As the plane descended into Sydney I felt a sense of anticipation, as if I were returning to a long-lost friend. And exploring Sydney again was indeed exciting. There was so much new (it had a pronounced international flair that it didn’t have when I was there before) and so much exactly the same (glorious Circular Quay and all the familiar landmarks). Yet it wasn’t until I left the city and ventured into the surrounding countryside that I felt, once again, that same strong visceral connection to the land. This time I didn’t even have to go into the outback.

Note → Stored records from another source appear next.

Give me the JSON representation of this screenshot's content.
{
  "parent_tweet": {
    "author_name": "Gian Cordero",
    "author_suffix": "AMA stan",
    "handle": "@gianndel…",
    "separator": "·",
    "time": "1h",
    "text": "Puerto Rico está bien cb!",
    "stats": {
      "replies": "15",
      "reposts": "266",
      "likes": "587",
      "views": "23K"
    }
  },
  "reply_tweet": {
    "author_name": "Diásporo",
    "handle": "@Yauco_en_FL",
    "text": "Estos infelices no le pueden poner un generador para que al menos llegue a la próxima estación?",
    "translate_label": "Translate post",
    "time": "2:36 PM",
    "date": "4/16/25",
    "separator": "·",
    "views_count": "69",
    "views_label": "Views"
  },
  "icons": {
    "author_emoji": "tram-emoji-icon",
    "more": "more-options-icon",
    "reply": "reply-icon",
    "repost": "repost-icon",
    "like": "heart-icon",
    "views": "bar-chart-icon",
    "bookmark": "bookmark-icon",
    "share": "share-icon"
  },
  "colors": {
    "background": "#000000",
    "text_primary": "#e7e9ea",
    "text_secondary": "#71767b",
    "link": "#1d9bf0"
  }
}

We had taken a train into the Blue Mountains and were setting out on a hike through the heavily treed, rugged tablelands. It was morning and the crowds were thin, the weather was clear and crisp. As we walked deeper into the forest the air was heavy with the scent of eucalyptus and other than the occasional bird call, we were closeted by silence. The smooth trunks of the gum trees seemed to ask to be touched and I slowed so I could run my hand down their length. The air, the trees, the dirt beneath me, everything felt suddenly electric. So very alive. Again, I felt that sense of close familiarity with the land. Something within my body remembered this place. Something inside was standing at full attention, rooted to the ground, not wanting to move, not wanting to leave this exceptional place. That entire hike seemed to happen in slow motion. My senses felt heightened. I remember the smells and sounds and just the feel of that path. When I did leave, I cried. As the train wound its way down the rocky cliffs toward the coast, I stared out the window and watched the trees disappear behind me and tried to hide my tears because I didn’t know how to begin to explain to my friend why I was heartbroken.

I felt this sensation just about everywhere I went in Australia. On the rural footpaths of Kangaroo Island and in the hills of South Australia and, of course, in the outback. Uluru and Kata Tjuta and Kings Canyon and all the nameless dirt roads that splinter off and go nowhere. I spent a lot of time driving around and looking out the window and crying (are you tired of me crying? – I am). Oddly, I felt nothing in Cairns and the tropical north. It was pretty there, in a picture-postcard kind of way, but if I never go back to Cairns I won’t miss it.

So I know that Australia still feels like home and I know that I want to go back. Again and again. I don’t know why it feels like home and perhaps I don’t have to. Life needs its mysteries. I know that home is not merely a place but is defined by the people who fill our lives with love and meaning. None of these people, for me, live in Australia. They are here in Kansas, living and breathing and swelling my life with love. And yet.

I’m no closer to defining what home means to me. I know it as a sensation deep within my body, but when I try to lift it up to my mind and give it form through words, I’m at a loss. Maybe someday I’ll succeed. Deep in my soul I still hear that ancient reveille and I can’t ignore it. I don’t know what else to do but to keep returning and experiencing the land and wondering at the mystery of it all. Life is something else.

1 comment:

  1. I've felt this same inner connection to the land in two places. First was Tanzania - which was completely unexpected. Felt like home. Second was in Armenia, which makes sense I guess as it's my ansectral homeland. Looking out over the landscape would bring me to tears sometimes. I think there's something to these feelings. I've now spent more than half my life in Kansas, and I've never felt "at home" here. It's alien to me and hostile. As the band the Jayhawks say, "it's an evil land, breaks the devil's plow".

    - Seroj


Mmmm, comments - nom, nom, nom, nom!


Related Posts with Thumbnails